From Goa to Montana…

Hi, this is Geoff.

Just a quick reminder: Many thanks to all of you who have been writing in and sharing your perspectives after each of the Friday Five.  So that our entire community can benefit, if there is something that you’d like to add / share / offer a different perspective on, please go to the comments section of this Friday Five below, and leave your comments there.

With no further ado…

“Grow it yourself.” A humorous and instructive profile of Rosie Harding and Peter Fernandes, a couple in Goa who have cultivated a gorgeous food forest – but refuse to sell the produce. There’s a twist… “Fernandes even tells us that he goes to farmers’ markets at times and just shows off his produce, refusing to sell it. ‘It’s lovely, it’s delicious, it’s scrumptious and you can’t have it—so grow it!’ But the difference is, Harding and Fernandes are also willing to teach you how to walk the walk and grown your own veggies, if you are truly interested in learning.”

The Pesticide Myth: At last it is becoming obvious: The idea that pesticides are essential to feed a fast-growing global population is a myth, according to UN food and pollution experts. A new report, being presented to the UN human rights council on Wednesday, is severely critical of the global corporations that manufacture pesticides, accusing them of the “systematic denial of harms”, “aggressive, unethical marketing tactics” and heavy lobbying of governments which has “obstructed reforms and paralysed global pesticide restrictions.” Full report here.

Still Contributing: As many of you already know, my dear friend and permaculture pioneer Toby Hemenway, passed away late December after a year-long battle with pancreatic cancer. It was a big loss for the permaculture community, his friends, his family, and the many people whose lives he touched. So I was pleasantly surprised to see a recent review of his groundbreaking book on urban permaculture, The Permaculture City, that was published almost two years ago. The review article is decent, and the book is priceless.
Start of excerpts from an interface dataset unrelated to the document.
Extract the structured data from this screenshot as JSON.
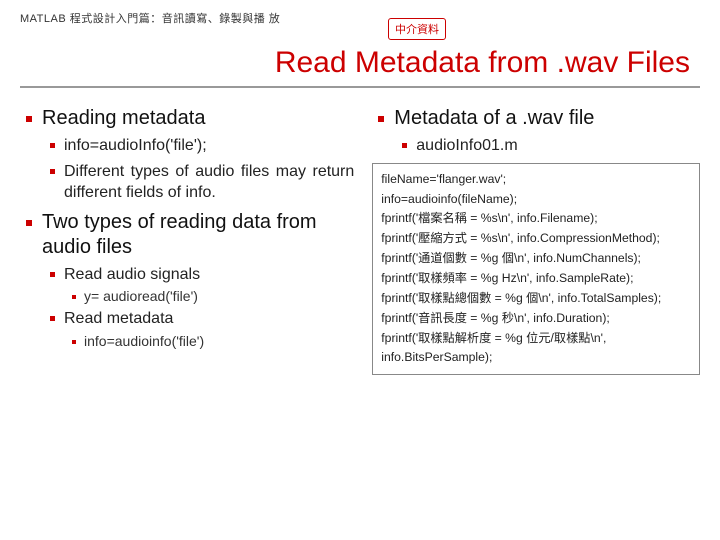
{
  "header": "MATLAB 程式設計入門篇：音訊讀寫、錄製與播 放",
  "badge": "中介資料",
  "title": "Read Metadata from .wav Files",
  "left": {
    "b1": {
      "head": "Reading metadata",
      "s1": "info=audioInfo('file');",
      "s2": "Different types of audio files may return different fields of info."
    },
    "b2": {
      "head": "Two types of reading data from audio files",
      "s1": "Read audio signals",
      "s1a": "y= audioread('file')",
      "s2": "Read metadata",
      "s2a": "info=audioinfo('file')"
    }
  },
  "right": {
    "head": "Metadata of a .wav file",
    "s1": "audioInfo01.m",
    "code": {
      "l1": "fileName='flanger.wav';",
      "l2": "info=audioinfo(fileName);",
      "l3": "fprintf('檔案名稱 = %s\\n', info.Filename);",
      "l4": "fprintf('壓縮方式 = %s\\n', info.CompressionMethod);",
      "l5": "fprintf('通道個數 = %g 個\\n', info.NumChannels);",
      "l6": "fprintf('取樣頻率 = %g Hz\\n', info.SampleRate);",
      "l7": "fprintf('取樣點總個數 = %g 個\\n', info.TotalSamples);",
      "l8": "fprintf('音訊長度 = %g 秒\\n', info.Duration);",
      "l9": "fprintf('取樣點解析度 = %g 位元/取樣點\\n', info.BitsPerSample);"
    }
  }
}
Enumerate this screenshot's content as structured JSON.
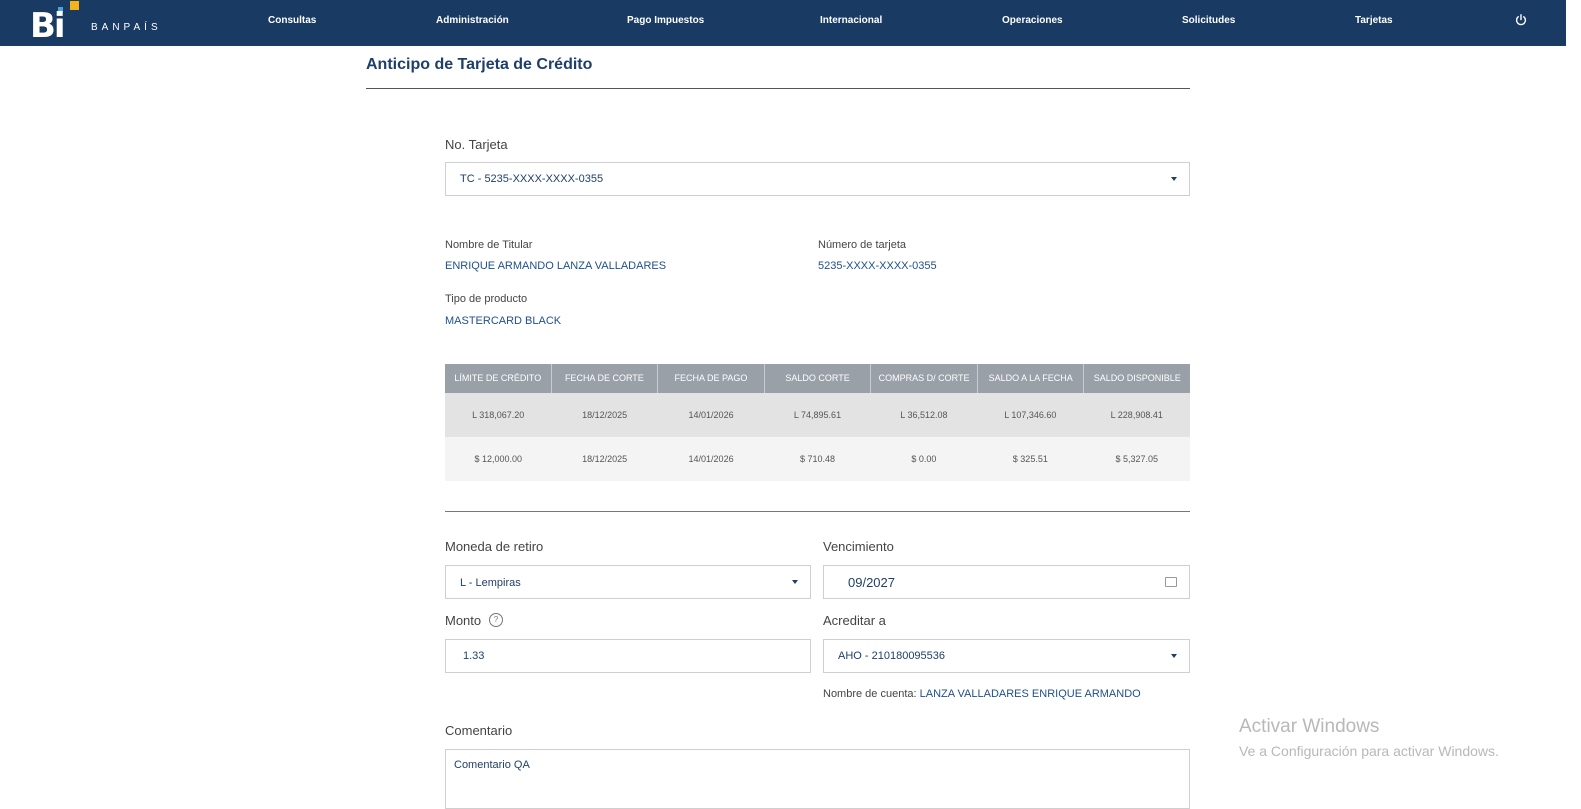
{
  "brand": {
    "logo": "Bi",
    "name": "BANPAÍS"
  },
  "nav": {
    "items": [
      "Consultas",
      "Administración",
      "Pago Impuestos",
      "Internacional",
      "Operaciones",
      "Solicitudes",
      "Tarjetas"
    ],
    "power_icon": "power-icon"
  },
  "page": {
    "title": "Anticipo de Tarjeta de Crédito"
  },
  "card_select": {
    "label": "No. Tarjeta",
    "value": "TC - 5235-XXXX-XXXX-0355"
  },
  "details": {
    "holder_label": "Nombre de Titular",
    "holder_value": "ENRIQUE ARMANDO LANZA VALLADARES",
    "card_number_label": "Número de tarjeta",
    "card_number_value": "5235-XXXX-XXXX-0355",
    "product_label": "Tipo de producto",
    "product_value": "MASTERCARD BLACK"
  },
  "balance_table": {
    "headers": [
      "LÍMITE DE CRÉDITO",
      "FECHA DE CORTE",
      "FECHA DE PAGO",
      "SALDO CORTE",
      "COMPRAS D/ CORTE",
      "SALDO A LA FECHA",
      "SALDO DISPONIBLE"
    ],
    "rows": [
      [
        "L 318,067.20",
        "18/12/2025",
        "14/01/2026",
        "L 74,895.61",
        "L 36,512.08",
        "L 107,346.60",
        "L 228,908.41"
      ],
      [
        "$ 12,000.00",
        "18/12/2025",
        "14/01/2026",
        "$ 710.48",
        "$ 0.00",
        "$ 325.51",
        "$ 5,327.05"
      ]
    ]
  },
  "form": {
    "currency_label": "Moneda de retiro",
    "currency_value": "L - Lempiras",
    "expiry_label": "Vencimiento",
    "expiry_value": "09/2027",
    "amount_label": "Monto",
    "amount_value": "1.33",
    "credit_to_label": "Acreditar a",
    "credit_to_value": "AHO - 210180095536",
    "account_name_label": "Nombre de cuenta:",
    "account_name_value": "LANZA VALLADARES ENRIQUE ARMANDO",
    "comment_label": "Comentario",
    "comment_value": "Comentario QA"
  },
  "watermark": {
    "line1": "Activar Windows",
    "line2": "Ve a Configuración para activar Windows."
  },
  "colors": {
    "nav_bg": "#183a63",
    "accent": "#1f4f8f",
    "table_header": "#9aa0a7"
  }
}
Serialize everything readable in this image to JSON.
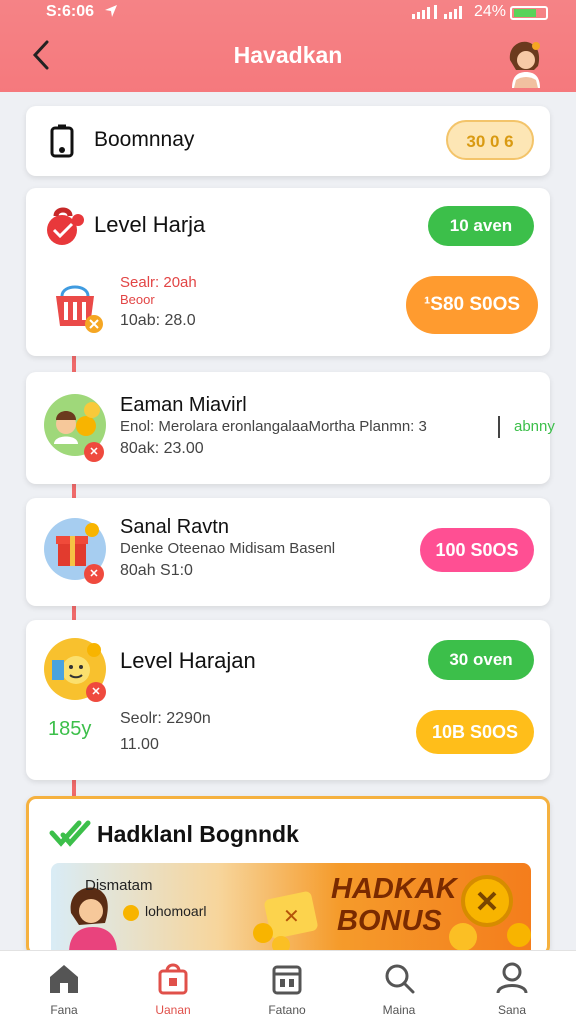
{
  "status_bar": {
    "time": "S:6:06",
    "battery": "24%"
  },
  "header": {
    "title": "Havadkan"
  },
  "balance_card": {
    "label": "Boomnnay",
    "amount": "30 0 6"
  },
  "level_card_1": {
    "title": "Level Harja",
    "badge": "10 aven",
    "line1": "Sealr: 20ah",
    "line2": "Beoor",
    "line3": "10ab: 28.0",
    "button": "¹S80 S0OS"
  },
  "task_1": {
    "title": "Eaman Miavirl",
    "desc": "Enol: Merolara eronlangalaaMortha Planmn: 3",
    "tag": "abnny",
    "sub": "80ak: 23.00"
  },
  "task_2": {
    "title": "Sanal Ravtn",
    "desc": "Denke Oteenao Midisam Basenl",
    "sub": "80ah S1:0",
    "button": "100 S0OS"
  },
  "level_card_2": {
    "title": "Level Harajan",
    "badge": "30 oven",
    "side": "185y",
    "line1": "Seolr: 2290n",
    "line2": "11.00",
    "button": "10B S0OS"
  },
  "bonus_card": {
    "title": "Hadklanl Bognndk",
    "banner_small_1": "Dismatam",
    "banner_small_2": "lohomoarl",
    "banner_big_1": "HADKAK",
    "banner_big_2": "BONUS"
  },
  "nav": [
    {
      "label": "Fana",
      "icon": "home-icon"
    },
    {
      "label": "Uanan",
      "icon": "gift-icon"
    },
    {
      "label": "Fatano",
      "icon": "calendar-icon"
    },
    {
      "label": "Maina",
      "icon": "search-icon"
    },
    {
      "label": "Sana",
      "icon": "profile-icon"
    }
  ],
  "colors": {
    "header": "#f5797d",
    "green": "#3cbf4a",
    "orange": "#ff9b2f",
    "pink": "#ff4f93",
    "yellow": "#ffbe1a",
    "accent_red": "#e0504a"
  }
}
From Lawyer to Farmer: In agriculture, striving to be bigger, faster and more profitable makes sense; in permaculture, not so much. ‘You can live off the land, can experience successes and failures, and see it’s not impossible,’ said Brock Albin, owner of Black Robin Farm and Orchard. ‘You can have a simpler life.’” Another profile of someone who’s caught the “permaculture bug,” this time a Bozeman, Montana resident who is literally half-a-world away from Rosie and Peter. Whether in India, Montana, or anywhere in between, with a bit of know-how and commitment, anything’s possible…

In case you missed it: A few interesting pieces this week from our sister site, the non-profit Permaculture Research Institute:
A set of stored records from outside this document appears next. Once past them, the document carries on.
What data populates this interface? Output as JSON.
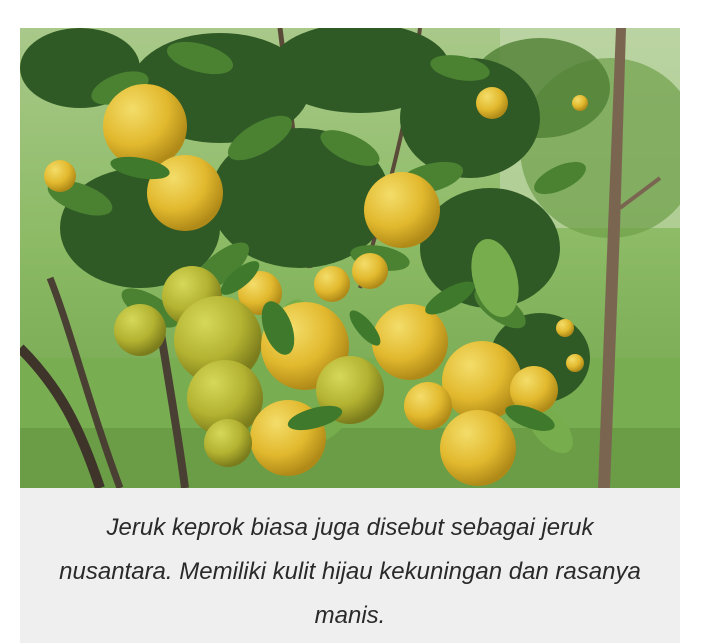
{
  "photo": {
    "subject": "citrus-tree-with-fruit",
    "colors": {
      "fruit_yellow": "#e6c23a",
      "fruit_green": "#b9b834",
      "leaf_dark": "#2f5a25",
      "leaf_light": "#5f9a3c",
      "grass": "#7fb05a",
      "trunk": "#6a5a48"
    }
  },
  "caption": {
    "text": "Jeruk keprok biasa juga disebut sebagai jeruk nusantara. Memiliki kulit hijau kekuningan dan rasanya manis."
  }
}
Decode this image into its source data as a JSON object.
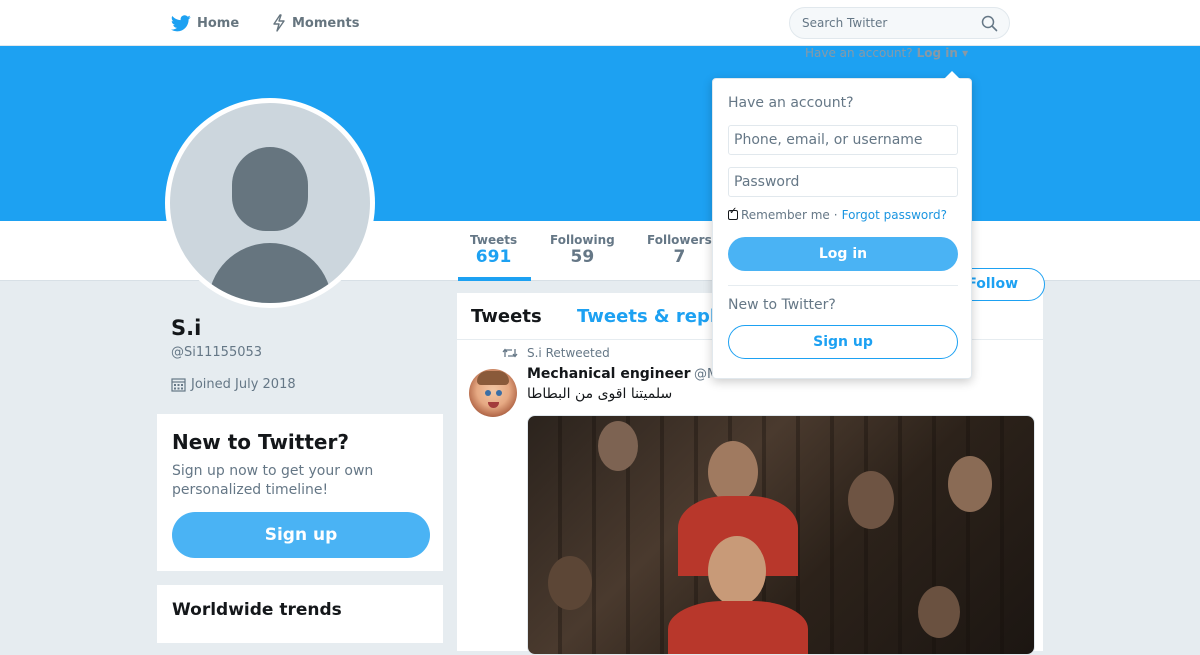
{
  "nav": {
    "home_label": "Home",
    "moments_label": "Moments",
    "search_placeholder": "Search Twitter"
  },
  "login_hint": {
    "text": "Have an account?",
    "link": "Log in"
  },
  "profile": {
    "name": "S.i",
    "handle": "@Si11155053",
    "joined": "Joined July 2018",
    "stats": {
      "tweets_label": "Tweets",
      "tweets_value": "691",
      "following_label": "Following",
      "following_value": "59",
      "followers_label": "Followers",
      "followers_value": "7"
    },
    "follow_label": "Follow"
  },
  "signup_card": {
    "title": "New to Twitter?",
    "text": "Sign up now to get your own personalized timeline!",
    "button": "Sign up"
  },
  "trends_card": {
    "title": "Worldwide trends"
  },
  "timeline": {
    "tabs": [
      "Tweets",
      "Tweets & repl"
    ],
    "tweet": {
      "retweet_context": "S.i Retweeted",
      "author": "Mechanical engineer",
      "handle": "@M",
      "text": "سلميتنا اقوى من البطاطا"
    }
  },
  "login_dropdown": {
    "title": "Have an account?",
    "username_placeholder": "Phone, email, or username",
    "password_placeholder": "Password",
    "remember_label": "Remember me",
    "separator": "·",
    "forgot_label": "Forgot password?",
    "login_button": "Log in",
    "new_label": "New to Twitter?",
    "signup_button": "Sign up"
  },
  "colors": {
    "brand": "#1da1f2",
    "button_fill": "#4ab3f4",
    "background": "#e6ecf0"
  },
  "icons": [
    "twitter-bird-icon",
    "lightning-icon",
    "search-icon",
    "calendar-icon",
    "retweet-icon",
    "caret-down-icon",
    "checkbox-icon"
  ]
}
If you enjoy these posts, be sure to bookmark the site as several new articles go up weekly, or check out thousands of other past articles, here.  

That’s it for the Friday Five.

Again, I can’t always get to my email, so please remember to share your comments and thoughts on the blog-version of this Friday Five (and all past + future Friday Fives), all housed here. This way, our entire community can benefit from your insights, and join the discussion.

Cheers, and have a great weekend

Your friend,


2017-03-10T22:01:46+00:00 Blog|5 Comments